Ayyā Medhānandī Bhikkhunī, is the founder and guiding teacher of Sati Sārāņīya Hermitage, a Canadian forest monastery for women in the Theravāda tradition.
The daughter of Eastern European refugees who emigrated to Montreal after World War II, she began a spiritual quest in childhood that led her to India, Burma, England, New Zealand, Malaysia, Taiwan, and finally, back to Canada.
In 1988, at the Yangon Mahasi retreat centre in Burma, Ayyā requested ordination as a bhikkhunī from her teacher, the Venerable Sayādaw U Pandita Mahāthera. This was not yet possible for Theravāda Buddhist women. Instead, Sayādaw granted her ordination as a 10 precept nun on condition that she take her vows for life. Thus began her monastic training in the Burmese tradition.
When the borders were closed to foreigners by a military coup, in 1990 Sayādaw blessed her to join the Ajahn Chah Thai Forest Saņgha at Amaravati, UK. After ten years in their siladhāra community, Ayyā felt called to more seclusion and solitude in New Zealand and SE Asia.
In 2007, having waited nearly 20 years, she received bhikkhunī ordination at Ling Quan Chan Monastery in Keelung, Taiwan and returned to her native Canada in 2008, on invitation from the Ottawa Buddhist Society and Toronto Theravāda Buddhist Community, to establish Sati Sārāņīya Hermitage.
Seeing the honest truth of the mind's delusion can teach us to develop a healthy mind and know true happiness. It is a doorway to freedom, opened through mental cultivation including loving-kindness and compassion for ourselves and all beings.
Birth, aging, death, pain, sorrow, lamentation are all dukkha.
There is pain and there is the way out of pain. That is the cultivation of the Noble Eightfold Path. By sitting, accepting and letting go, we walk the Middle Way and follow the laws of Dhamma.
Stokes Valley Monastery Retreat, New Zealand
The poison arrow of ignorance spreads its toxins through passion, desire and ill will. By sitting still, applying mindfulness and surrendering to what is, the right view will illuminate our minds and will help us extract the arrow and heal the wound.
The Buddha frees his sister, Nanda, from personal vanity when she develops insight into the impermanence of life. Ayya Medhanandi relates this to her training as a bhikkhuni. A talk given during a 10-day retreat at Bodhinyanarama Monastery, Stokes Valley, New Zealand in 2002.
Learn how we can turn our mental capacities into the spiritual powers of faith, energy, mindfulness, concentration and wisdom. With Right View and a deepened understanding of the Four Noble Truths, we develop a readiness to love, thereby vanquishing hatred. A talk given during a 10-day retreat at Bodhinyanarama Monastery, Stokes Valley, New Zealand in 2002.

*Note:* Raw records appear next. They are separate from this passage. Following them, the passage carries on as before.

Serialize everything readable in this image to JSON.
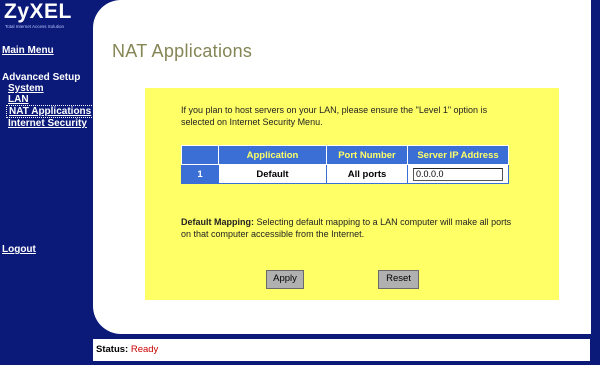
{
  "brand": {
    "logo": "ZyXEL",
    "tagline": "Total Internet Access Solution"
  },
  "sidebar": {
    "main_menu": "Main Menu",
    "advanced_setup": "Advanced Setup",
    "items": [
      {
        "label": "System"
      },
      {
        "label": "LAN"
      },
      {
        "label": "NAT Applications"
      },
      {
        "label": "Internet Security"
      }
    ],
    "logout": "Logout"
  },
  "page": {
    "title": "NAT Applications",
    "intro": "If you plan to host servers on your LAN, please ensure the \"Level 1\" option is selected on Internet Security Menu.",
    "table": {
      "headers": [
        "",
        "Application",
        "Port Number",
        "Server IP Address"
      ],
      "rows": [
        {
          "index": "1",
          "application": "Default",
          "port": "All ports",
          "server_ip": "0.0.0.0"
        }
      ]
    },
    "mapping_label": "Default Mapping:",
    "mapping_text": "Selecting default mapping to a LAN computer will make all ports on that computer accessible from the Internet.",
    "apply_label": "Apply",
    "reset_label": "Reset"
  },
  "status": {
    "label": "Status:",
    "value": "Ready"
  },
  "colors": {
    "nav_background": "#0b1a78",
    "panel_background": "#ffff66",
    "table_header": "#3b6fd6",
    "header_text": "#ffff66",
    "status_value": "#cc0000"
  }
}
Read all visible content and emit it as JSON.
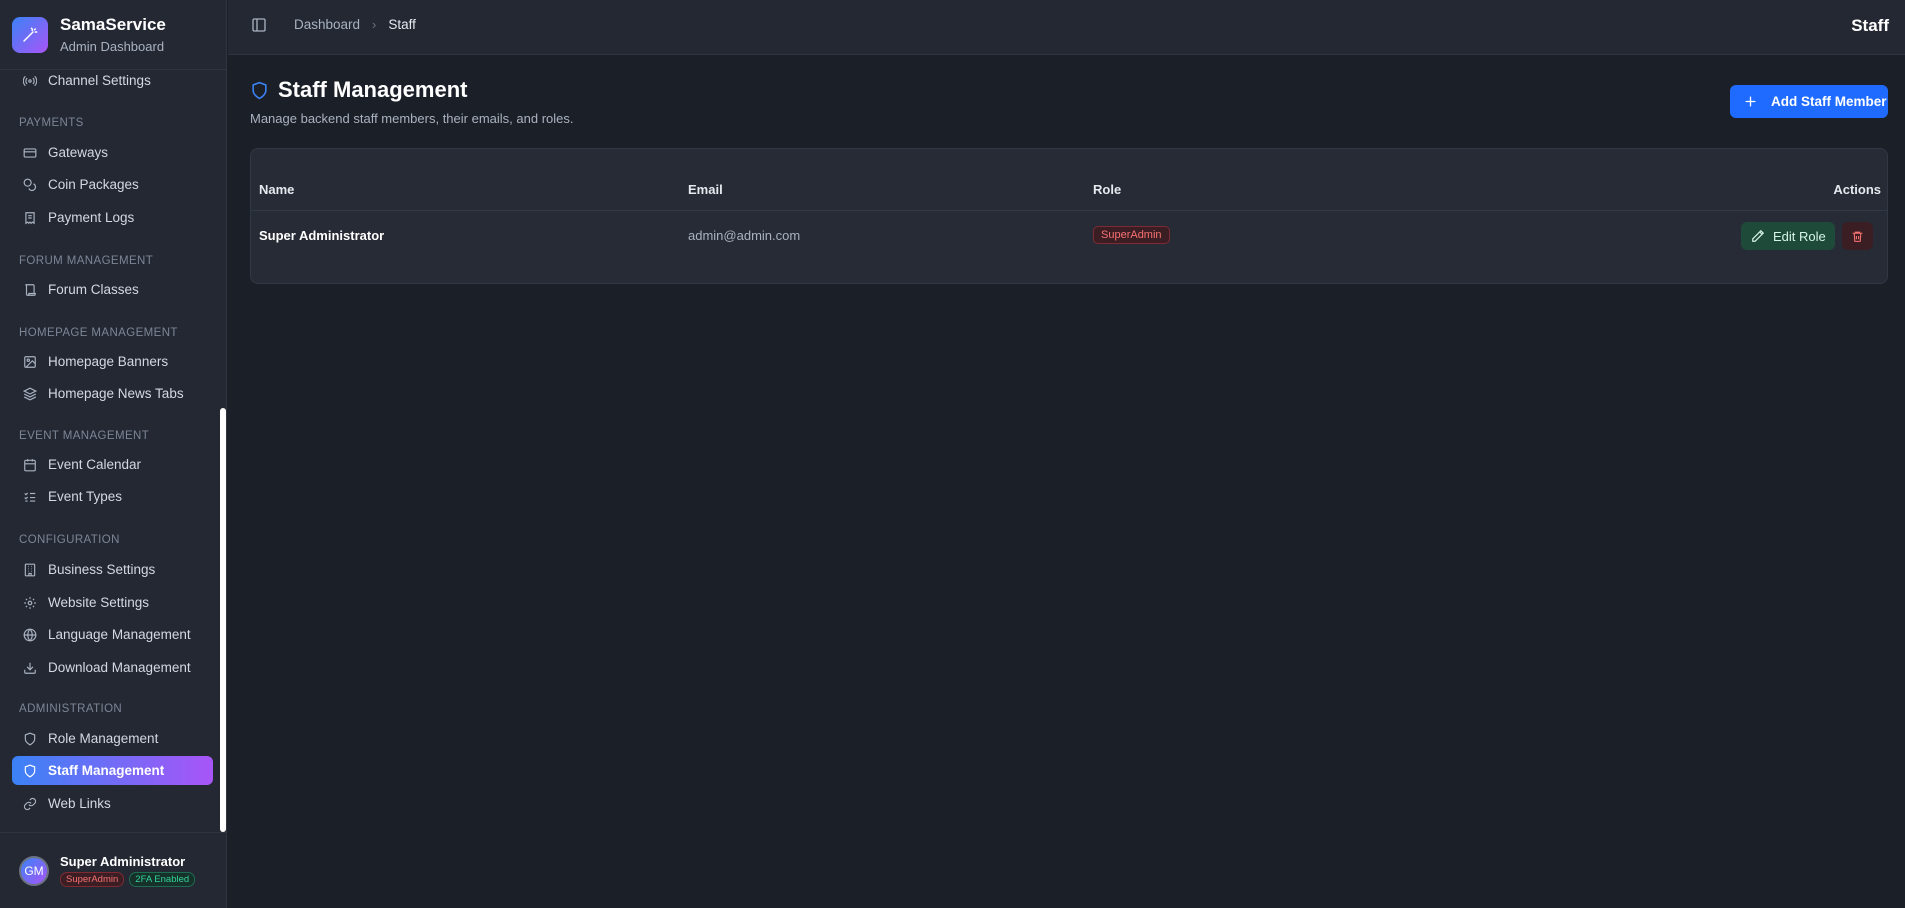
{
  "brand": {
    "title": "SamaService",
    "subtitle": "Admin Dashboard"
  },
  "sidebar": {
    "items": [
      {
        "label": "Channel Settings",
        "icon": "broadcast-icon"
      },
      {
        "section": "PAYMENTS"
      },
      {
        "label": "Gateways",
        "icon": "credit-card-icon"
      },
      {
        "label": "Coin Packages",
        "icon": "coins-icon"
      },
      {
        "label": "Payment Logs",
        "icon": "receipt-icon"
      },
      {
        "section": "FORUM MANAGEMENT"
      },
      {
        "label": "Forum Classes",
        "icon": "scroll-icon"
      },
      {
        "section": "HOMEPAGE MANAGEMENT"
      },
      {
        "label": "Homepage Banners",
        "icon": "image-icon"
      },
      {
        "label": "Homepage News Tabs",
        "icon": "layers-icon"
      },
      {
        "section": "EVENT MANAGEMENT"
      },
      {
        "label": "Event Calendar",
        "icon": "calendar-icon"
      },
      {
        "label": "Event Types",
        "icon": "list-checks-icon"
      },
      {
        "section": "CONFIGURATION"
      },
      {
        "label": "Business Settings",
        "icon": "building-icon"
      },
      {
        "label": "Website Settings",
        "icon": "gear-icon"
      },
      {
        "label": "Language Management",
        "icon": "globe-icon"
      },
      {
        "label": "Download Management",
        "icon": "download-icon"
      },
      {
        "section": "ADMINISTRATION"
      },
      {
        "label": "Role Management",
        "icon": "shield-icon"
      },
      {
        "label": "Staff Management",
        "icon": "shield-icon",
        "active": true
      },
      {
        "label": "Web Links",
        "icon": "link-icon"
      }
    ]
  },
  "user": {
    "initials": "GM",
    "name": "Super Administrator",
    "role_badge": "SuperAdmin",
    "twofa_badge": "2FA Enabled"
  },
  "topbar": {
    "crumbs": [
      "Dashboard",
      "Staff"
    ],
    "title": "Staff"
  },
  "page": {
    "title": "Staff Management",
    "description": "Manage backend staff members, their emails, and roles.",
    "add_button": "Add Staff Member"
  },
  "table": {
    "headers": [
      "Name",
      "Email",
      "Role",
      "Actions"
    ],
    "rows": [
      {
        "name": "Super Administrator",
        "email": "admin@admin.com",
        "role": "SuperAdmin",
        "edit_label": "Edit Role"
      }
    ]
  },
  "colors": {
    "accent_start": "#3b82f6",
    "accent_end": "#a855f7",
    "primary_button": "#1f6bff",
    "danger": "#f87171"
  }
}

What is the best chariot according to the Dhamma? A commentary on the Buddha’s conversation with Ananda about the noble vehicle that will carry you victoriously along the spiritual path - to Nibbana, full awakening. A talk given at a 10-day retreat in Bodhinyanarama Monastery, Stokes Valley, New Zealand in 2002.
A reflection on the tale of Patacara’s meeting with the Buddha after the deaths of her sons, husband, and parents and how she attains equanimity in the face of great suffering. A talk given at Amaravati Buddhist Monastery, UK, Death & Dying Retreat.
A guided meditation on death and dying - the final steps in our life's journey. Balance, mindfulness and faith teach us to touch the joy of the present moment as a spiritual pilgrim. Given at Amaravati Buddhist Monastery, UK, Death & Dying Retreat in 1996.
Death & Dying Retreat - Every moment is an opportunity to transform ourselves by understanding things as they really are and opening to the natural law of life and death. We learn what death is and how to find true peace by following the Noble Eightfold Path and living and dying skilfully.